Adversary by Schlissel


Muse by 


Neil deGrasse Tyson is Tired of Your Shit - Imgur


(via 500px / Honeymoon Stream by Mike Lentz)


Monsoon Delhi night

The full moon shines above temples in New Delhi, India. High humidity and haze in the monsoon season has filtered the brightness of the moon. As noted by the photographer: “Although this was the Supermoon of 2013 it was not visible near the horizon due to monsoon seasonal conditions.”

Image credit & copyright: Ajay Talwar


Fog over the French Alps


Panamint Valley by twoeyes on Flickr.



Gusher by Ben Canales on Flickr.


Cold Skies, Frozen Landscapes

(listen to Lunar Aurora “A Huadiga Fluag”)

(Official tumblrwebsite, and facebook.)

(Source: darkenergies)


Velvet Wonders by RyanManuel on Flickr.


Carl Sagan Day!

Happy birthday my hero Carl  (November 9, 1934 – December 20, 1996)

Carl Sagan was the David Duncan Professor of Astronomy and Space Sciences and Director of the Laboratory for Planetary Studies at Cornell University.
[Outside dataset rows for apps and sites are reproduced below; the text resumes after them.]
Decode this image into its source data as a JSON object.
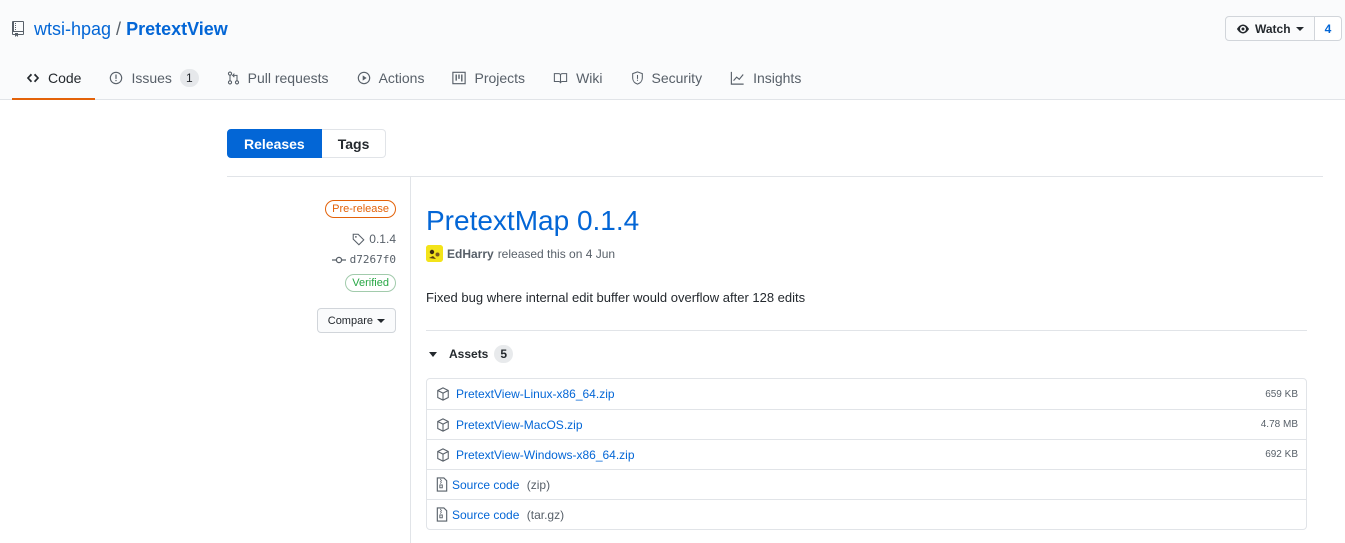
{
  "repo": {
    "owner": "wtsi-hpag",
    "separator": "/",
    "name": "PretextView"
  },
  "watch": {
    "label": "Watch",
    "count": "4"
  },
  "tabs": [
    {
      "label": "Code",
      "icon": "code-icon"
    },
    {
      "label": "Issues",
      "icon": "issue-icon",
      "count": "1"
    },
    {
      "label": "Pull requests",
      "icon": "pull-request-icon"
    },
    {
      "label": "Actions",
      "icon": "play-icon"
    },
    {
      "label": "Projects",
      "icon": "project-icon"
    },
    {
      "label": "Wiki",
      "icon": "book-icon"
    },
    {
      "label": "Security",
      "icon": "shield-icon"
    },
    {
      "label": "Insights",
      "icon": "graph-icon"
    }
  ],
  "subnav": {
    "releases": "Releases",
    "tags": "Tags"
  },
  "meta": {
    "badge": "Pre-release",
    "tag": "0.1.4",
    "commit": "d7267f0",
    "verified": "Verified",
    "compare": "Compare"
  },
  "release": {
    "title": "PretextMap 0.1.4",
    "author": "EdHarry",
    "released_text": "released this on 4 Jun",
    "body": "Fixed bug where internal edit buffer would overflow after 128 edits"
  },
  "assets": {
    "label": "Assets",
    "count": "5",
    "files": [
      {
        "name": "PretextView-Linux-x86_64.zip",
        "size": "659 KB"
      },
      {
        "name": "PretextView-MacOS.zip",
        "size": "4.78 MB"
      },
      {
        "name": "PretextView-Windows-x86_64.zip",
        "size": "692 KB"
      }
    ],
    "sources": [
      {
        "name": "Source code",
        "format": "(zip)"
      },
      {
        "name": "Source code",
        "format": "(tar.gz)"
      }
    ]
  },
  "colors": {
    "accent": "#0366d6",
    "selected_tab": "#e36209",
    "verified": "#28a745"
  }
}
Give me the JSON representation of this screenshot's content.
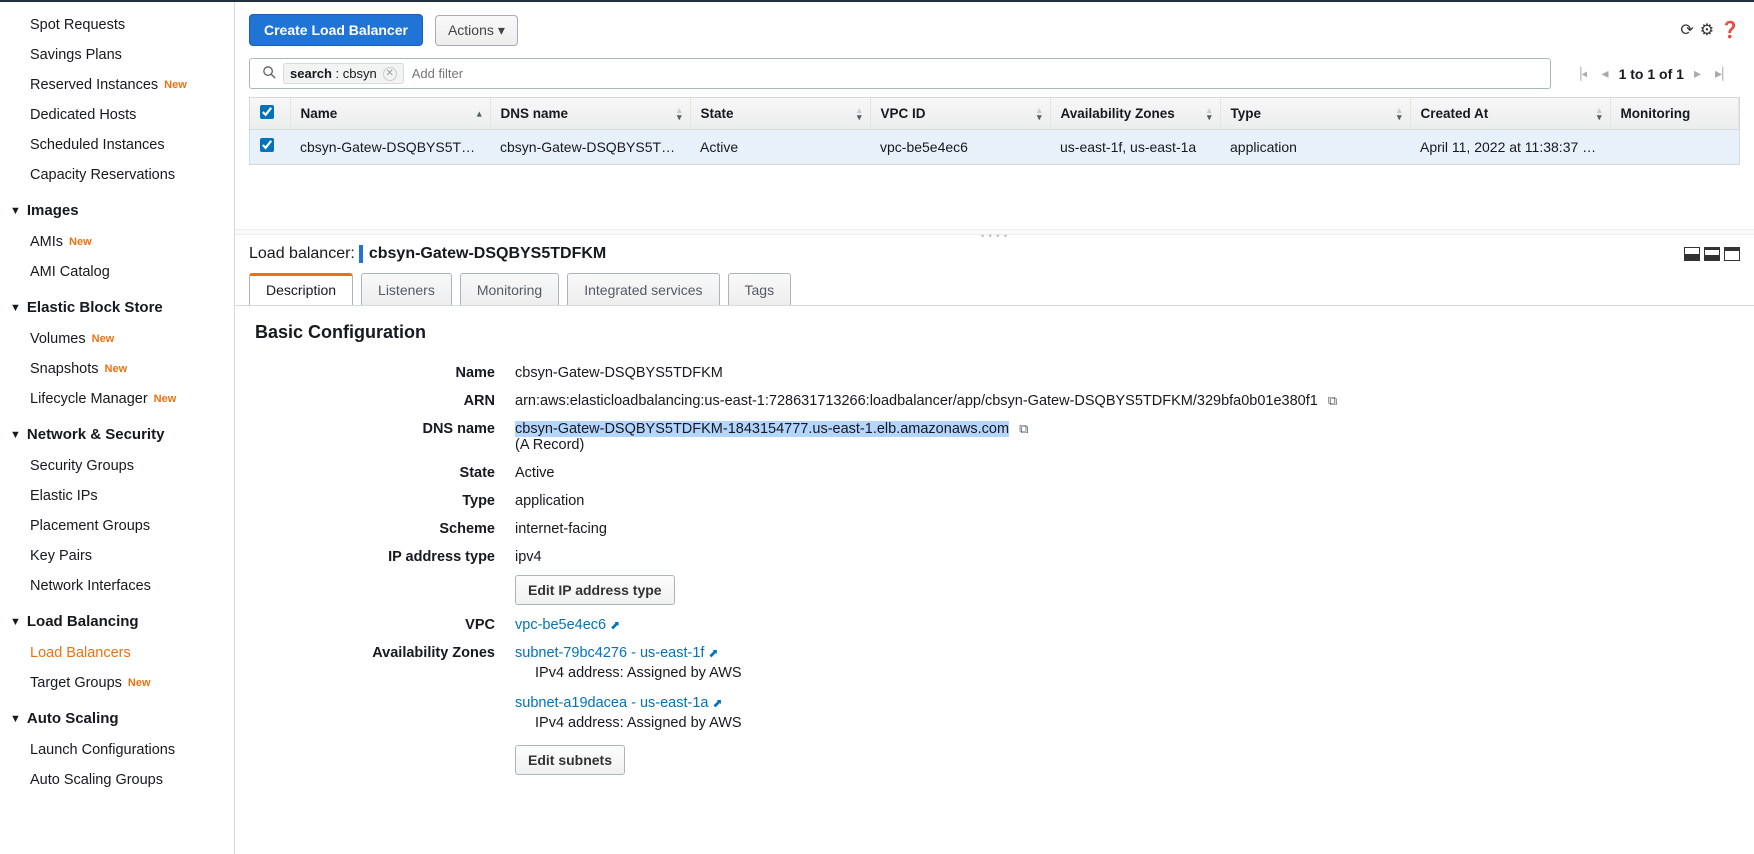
{
  "sidebar": {
    "topItems": [
      {
        "label": "Spot Requests"
      },
      {
        "label": "Savings Plans"
      },
      {
        "label": "Reserved Instances",
        "new": true
      },
      {
        "label": "Dedicated Hosts"
      },
      {
        "label": "Scheduled Instances"
      },
      {
        "label": "Capacity Reservations"
      }
    ],
    "sections": [
      {
        "title": "Images",
        "items": [
          {
            "label": "AMIs",
            "new": true
          },
          {
            "label": "AMI Catalog"
          }
        ]
      },
      {
        "title": "Elastic Block Store",
        "items": [
          {
            "label": "Volumes",
            "new": true
          },
          {
            "label": "Snapshots",
            "new": true
          },
          {
            "label": "Lifecycle Manager",
            "new": true
          }
        ]
      },
      {
        "title": "Network & Security",
        "items": [
          {
            "label": "Security Groups"
          },
          {
            "label": "Elastic IPs"
          },
          {
            "label": "Placement Groups"
          },
          {
            "label": "Key Pairs"
          },
          {
            "label": "Network Interfaces"
          }
        ]
      },
      {
        "title": "Load Balancing",
        "items": [
          {
            "label": "Load Balancers",
            "active": true
          },
          {
            "label": "Target Groups",
            "new": true
          }
        ]
      },
      {
        "title": "Auto Scaling",
        "items": [
          {
            "label": "Launch Configurations"
          },
          {
            "label": "Auto Scaling Groups"
          }
        ]
      }
    ],
    "newBadge": "New"
  },
  "toolbar": {
    "create": "Create Load Balancer",
    "actions": "Actions"
  },
  "filter": {
    "chipKey": "search",
    "chipVal": "cbsyn",
    "placeholder": "Add filter"
  },
  "pager": {
    "label": "1 to 1 of 1"
  },
  "table": {
    "cols": [
      "Name",
      "DNS name",
      "State",
      "VPC ID",
      "Availability Zones",
      "Type",
      "Created At",
      "Monitoring"
    ],
    "row": {
      "name": "cbsyn-Gatew-DSQBYS5TDF…",
      "dns": "cbsyn-Gatew-DSQBYS5TDF…",
      "state": "Active",
      "vpc": "vpc-be5e4ec6",
      "az": "us-east-1f, us-east-1a",
      "type": "application",
      "created": "April 11, 2022 at 11:38:37 P…"
    }
  },
  "detail": {
    "headerLabel": "Load balancer:",
    "name": "cbsyn-Gatew-DSQBYS5TDFKM",
    "tabs": [
      "Description",
      "Listeners",
      "Monitoring",
      "Integrated services",
      "Tags"
    ],
    "sectionTitle": "Basic Configuration",
    "fields": {
      "nameKey": "Name",
      "nameVal": "cbsyn-Gatew-DSQBYS5TDFKM",
      "arnKey": "ARN",
      "arnVal": "arn:aws:elasticloadbalancing:us-east-1:728631713266:loadbalancer/app/cbsyn-Gatew-DSQBYS5TDFKM/329bfa0b01e380f1",
      "dnsKey": "DNS name",
      "dnsVal": "cbsyn-Gatew-DSQBYS5TDFKM-1843154777.us-east-1.elb.amazonaws.com",
      "dnsSub": "(A Record)",
      "stateKey": "State",
      "stateVal": "Active",
      "typeKey": "Type",
      "typeVal": "application",
      "schemeKey": "Scheme",
      "schemeVal": "internet-facing",
      "ipKey": "IP address type",
      "ipVal": "ipv4",
      "editIpBtn": "Edit IP address type",
      "vpcKey": "VPC",
      "vpcVal": "vpc-be5e4ec6",
      "azKey": "Availability Zones",
      "az1Link": "subnet-79bc4276 - us-east-1f",
      "az1Sub": "IPv4 address: Assigned by AWS",
      "az2Link": "subnet-a19dacea - us-east-1a",
      "az2Sub": "IPv4 address: Assigned by AWS",
      "editSubnetsBtn": "Edit subnets"
    }
  }
}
He was a consultant and adviser to NASA since the 1950’s, briefed the Apollo astronauts before their flights to the Moon, and was an experimenter on the Mariner, Viking, Voyager, and Galileo expeditions to the planets.

In addition to many other awards, Dr. Sagan was a recipient of the Public Welfare Medal, the highest award of the National Academy of Sciences, for “distinguished contributions in the application of science to the public welfare…Carl Sagan has been enormously successful in communicating the wonder and importance of science. His ability to capture the imagination of millions and to explain difficult concepts in understandable terms is a magnificent achievement.”

A Pulitzer Prize winner for the book The Dragons of Eden: Speculations of the Evolution of Human Intelligence, Dr. Sagan was the author of many bestsellers, including Demon-Haunted World and Cosmos, which became the bestselling science book ever published in English. He received twenty-two honorary degrees from American colleges and universities for his contributions to science, literature, education, and the preservation of the environment, and many awards for his work on the long-term consequences of nuclear war and reversing the nuclear arms race.

In their posthumous award to Dr. Sagan of their highest honor, the National Science Foundation declared that his “research transformed planetary science… his gifts to mankind were infinite.”

Learn more at the Carl Sagan portal.

Picture Credits | 1 | 2 | 3 | 4 | 5 | 6 | 7 | 8 | 9 | 10 |

(Source: zoombies-ate-my-neighbors)


Flying close to ground during falling snow - Paul Lantz